The gel factor:
If you have the correct ratio of bones to water is right, your broth will gel when cold. I admit, I’m guilty of using too much water. Though it still tastes good, it only half gels for me. I need to be more patient. All that gelatin helps heal so many things in our bodies, not to mention promotes healthy joints & keeps us from losing elasticity in our skin. It’s healing from inside out, one cup at a time.

What are your broth secrets?

bone broth

Forever Thankful

blog pic

Thanksgiving is my favorite holiday of the year. It’s the perfect kick off to the holiday season. There’s nothing I enjoy more than having our home filled with laughter, good food, and wonderful company, whether that be family or friends. We always start with a basketball game on Wednesday night, then into the festivities on Thursday. Knowing everyone leaves with full tummies and fuller hearts tops everything.

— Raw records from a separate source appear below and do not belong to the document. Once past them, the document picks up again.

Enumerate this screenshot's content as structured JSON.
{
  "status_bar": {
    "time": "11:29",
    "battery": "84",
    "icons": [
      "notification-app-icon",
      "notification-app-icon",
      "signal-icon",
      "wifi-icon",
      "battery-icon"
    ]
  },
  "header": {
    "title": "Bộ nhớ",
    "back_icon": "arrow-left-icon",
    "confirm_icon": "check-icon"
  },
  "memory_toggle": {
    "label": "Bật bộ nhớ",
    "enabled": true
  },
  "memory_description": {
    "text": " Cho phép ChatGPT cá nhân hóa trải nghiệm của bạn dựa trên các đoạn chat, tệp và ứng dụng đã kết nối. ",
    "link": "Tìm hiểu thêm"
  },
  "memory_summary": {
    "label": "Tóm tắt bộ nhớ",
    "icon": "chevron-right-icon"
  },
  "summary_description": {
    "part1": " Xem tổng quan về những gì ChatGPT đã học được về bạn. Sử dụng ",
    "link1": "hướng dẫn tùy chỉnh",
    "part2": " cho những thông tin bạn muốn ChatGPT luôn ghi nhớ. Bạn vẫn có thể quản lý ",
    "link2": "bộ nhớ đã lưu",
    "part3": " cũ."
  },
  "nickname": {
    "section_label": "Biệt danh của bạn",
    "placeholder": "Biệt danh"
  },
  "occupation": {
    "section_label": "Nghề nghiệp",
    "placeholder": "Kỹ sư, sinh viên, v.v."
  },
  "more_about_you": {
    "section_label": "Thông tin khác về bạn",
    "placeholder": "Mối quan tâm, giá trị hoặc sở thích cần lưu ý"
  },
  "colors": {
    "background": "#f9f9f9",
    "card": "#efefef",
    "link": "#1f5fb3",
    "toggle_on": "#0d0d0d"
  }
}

Honestly, I have a love-hate relationship with Christmas. I love the spirit, the decorations, the movies, the music, the giving of oneself to others, the celebration of Jesus birth. Gift giving holds a special place for me. I love giving more than receiving. The look on faces when they open that special thing they didn’t know they were getting. I look around our house and see so much stuff. It’s overwhelming at times. I cringe when family ask what the boys want. None of us really need anything. They really don’t even want much. I’m ok with that. But I also know they will be disappointed if they don’t get anything.

I dislike the commercial garbage the Christmas holiday brings. Black Friday and shopping on Thanksgiving day don’t bother me as much as the fights and injuries over trivial, material things. All of the ads, the emails, the push at the kids for more. It’s all so much pressure to find the perfect thing; to find something they didn’t know they will get and are still interested in. No one likes to help decorate, but complain when things aren’t up yet or when something they like isn’t out. No one helps take down but wonders why things are still up after New Year’s. The month of December feels more like a list of obligations than a preparation for the celebration. Is this a reflection of my parenting? Is it a lack of focus being placed on what’s most important? Perhaps. Maybe I’m being selfish and missing the point. Very likely. I find myself faced with the term “Refocus” more often than not as of late. I believe this is one of those times I need to stop and refocus my vision of the Christmas holidays.

I know this for sure– We live a blessed life. We have jobs, good health, enough food to eat, and a roof above our heads. We are able to work hard every day. We teach our kids the value of a dollar, goal setting, and about following their dreams. We don’t have everything we want, but we definitely have everything we need. I want to celebrate the little things, hear the joy in the air, and be in the moment with those who matter most to me. The picture above depicts my vision of perfection- being with my boys and lots of laughter.  May we all find the vision of the season and enjoy the simple pleasures. May every day be a day of Thanksgiving.